Still, she feels that she has the “best job ever” and will gladly jump in to fill the need. Due to staffing shortages, many nurses have been required to take on extra responsibilities.
“It’s hard for me to say if this is the worst working condition, because I’ve been through a lot. So everything that that I have right now, I’m always grateful. Even if I’m busy at work, I’m still grateful,” she said.
“I heard about it from my coworkers that they’re not supposed to do this and do that. But I’m just kind of the type of person that if we’re short staffed, okay, then I’ll do it. Like, we’ll just help each other.”
“I don’t really like complaining. Why complain? We’re healthy. We have a fulltime job. We have food, we’re not starving. We’re not in the middle of a war. There’s nothing to complain about for me—for myself.”
The cultural differences between Canada and the Philippines permeated her every encounter. On a smaller scale, Amarille first noticed how different things were around the dinner table. The vegetables were “huge,” she said, and for many meals, rice was not a staple ingredient.

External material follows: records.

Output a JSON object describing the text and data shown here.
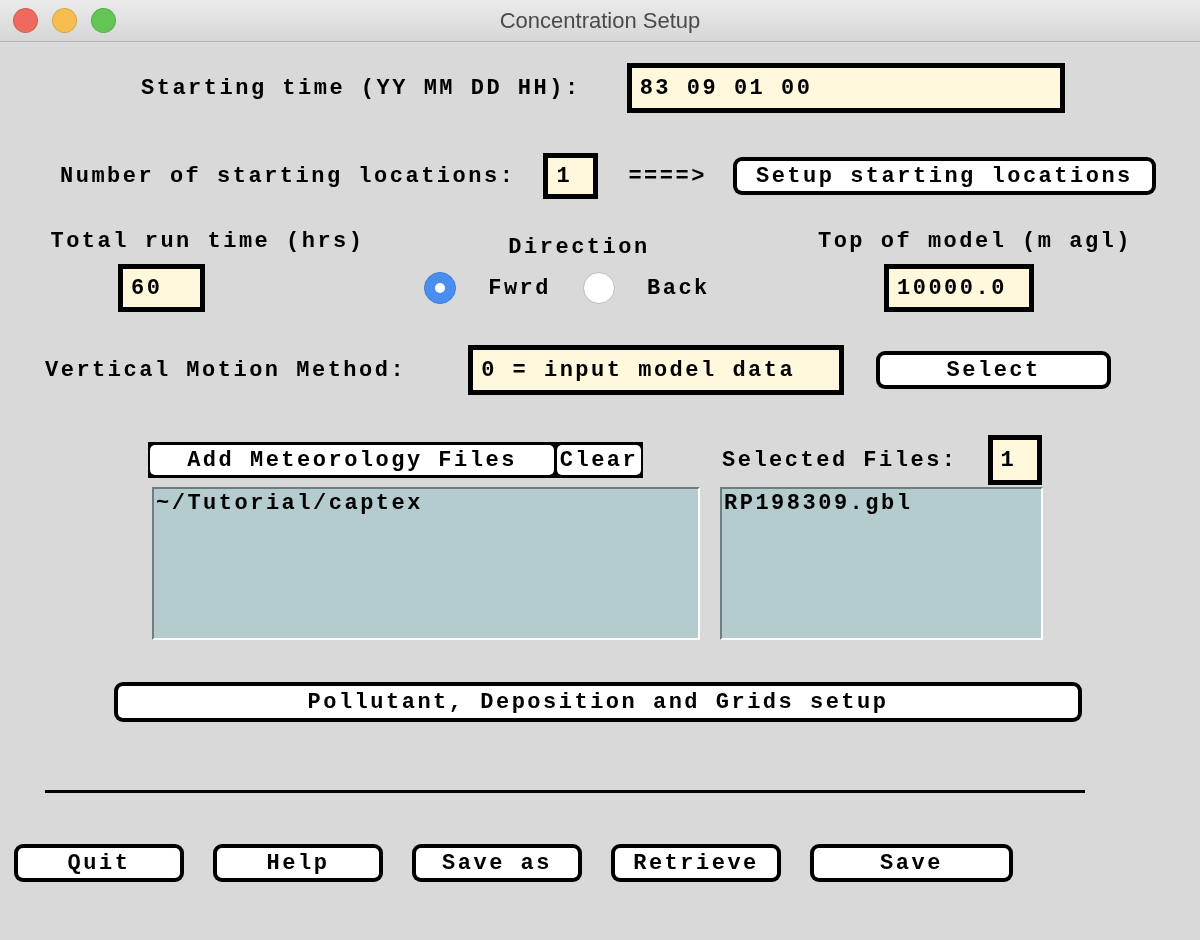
{
  "window": {
    "title": "Concentration Setup"
  },
  "starting_time": {
    "label": "Starting time (YY MM DD HH):",
    "value": "83 09 01 00"
  },
  "starting_locations": {
    "label": "Number of starting locations:",
    "value": "1",
    "arrow": "====>",
    "button": "Setup starting locations"
  },
  "run_time": {
    "label": "Total run time (hrs)",
    "value": "60"
  },
  "direction": {
    "label": "Direction",
    "options": [
      {
        "label": "Fwrd",
        "selected": true
      },
      {
        "label": "Back",
        "selected": false
      }
    ]
  },
  "top_of_model": {
    "label": "Top of model (m agl)",
    "value": "10000.0"
  },
  "vertical_motion": {
    "label": "Vertical Motion Method:",
    "value": "0 = input model data",
    "button": "Select"
  },
  "meteorology": {
    "add_button": "Add Meteorology Files",
    "clear_button": "Clear",
    "directories": [
      "~/Tutorial/captex"
    ],
    "selected_label": "Selected Files:",
    "selected_count": "1",
    "files": [
      "RP198309.gbl"
    ]
  },
  "setup_button": "Pollutant, Deposition and Grids setup",
  "buttons": [
    "Quit",
    "Help",
    "Save as",
    "Retrieve",
    "Save"
  ]
}
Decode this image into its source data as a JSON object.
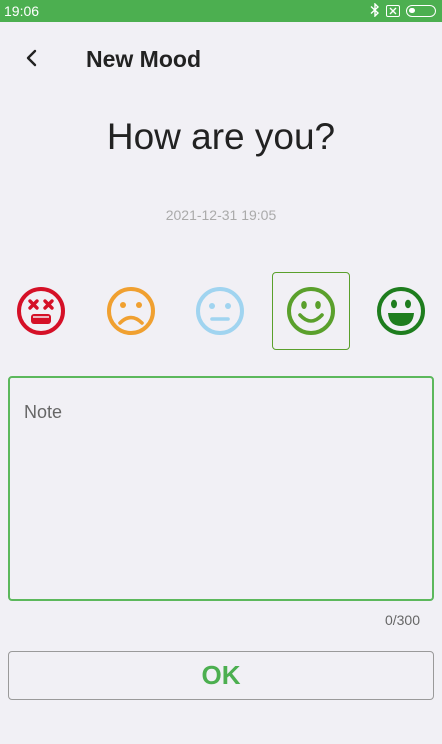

On the other hand, differences in communication styles were harder to adjust to. Amarille said that “staring” into people eyes in conversation is considered rude back in the Philippines, espeically if the person you’re speaking with is an older adult, whereas in Canada, she was informed that avoiding eye contact is considered rude or implies feelings of guilt or shame.
“But now I’m adapted,” she said, adding that there are a few things she’s still learning.
When new international students arrive in the area, Amarille is usually the first one to welcome them, introducing them to others with similar backgrounds and offering to provide help where needed.
“For me, transportation is just hard for us because it’s summer all year round in the Philippines and then in December it is cold and you have to walk 50 minutes or an hour to go to where you have to go. And we don’t want to take Uber because it’s very expensive, and you know, I feel bad for these students. That’s why if I have time, I always tell them, ‘Text me. I’m gonna give you a ride.’”
“I don’t mind really because I know how it feels. I’ve been there and done that. And it’s hard. When I wasn’t driving, before when I was a student, there were so many times when I hoped someone would stop and ask me, ‘Hey, do you want a ride?’ It’s just cold, and I think that’s what’s making it hard for international students.”
“And the support is very important. So I’m glad that last school year, the college emailed me and said, ‘Hey, there’s some Filipino international students that just came,” Amarille said, adding that she met the new students that same day and introduced them to the Filipino community.
“I said [to my friends], ‘We have another international student. So we set up a welcome dinner. And then I told them, ‘Invite those Vietnamese students too!’ They were really shy at first. I told them, ‘It’s okay, we’re all Asians, and we have rice, so just come!’ They were very happy about that.”
Over the holidays, Amarille likes to inform new international students about opportunities such as free Christmas meals at the Flint House. She said her family usually celebrates Lunar New Year, but if they are in town for Christmas, they like to share meals and stories with friends.
“I just keep telling them, ‘You have doubts, it’s too scary. But hey, we’re here. We’re here. If you want to know anything, just ask me. I’m here.’”
In 2023, Confederation College officially launches its international education program its three regional campuses. Amarille said that she will write a testimony to help recruit new students, and that she is looking forward meeting new faces. She said she is “really thankful” that the community has grown more inclusive and understanding to different cultures, giving people sense of belonging in a country far from home.
By Elisa Nguyen, Local Journalism Initiative Reporter
Original Published on Dec 08, 2022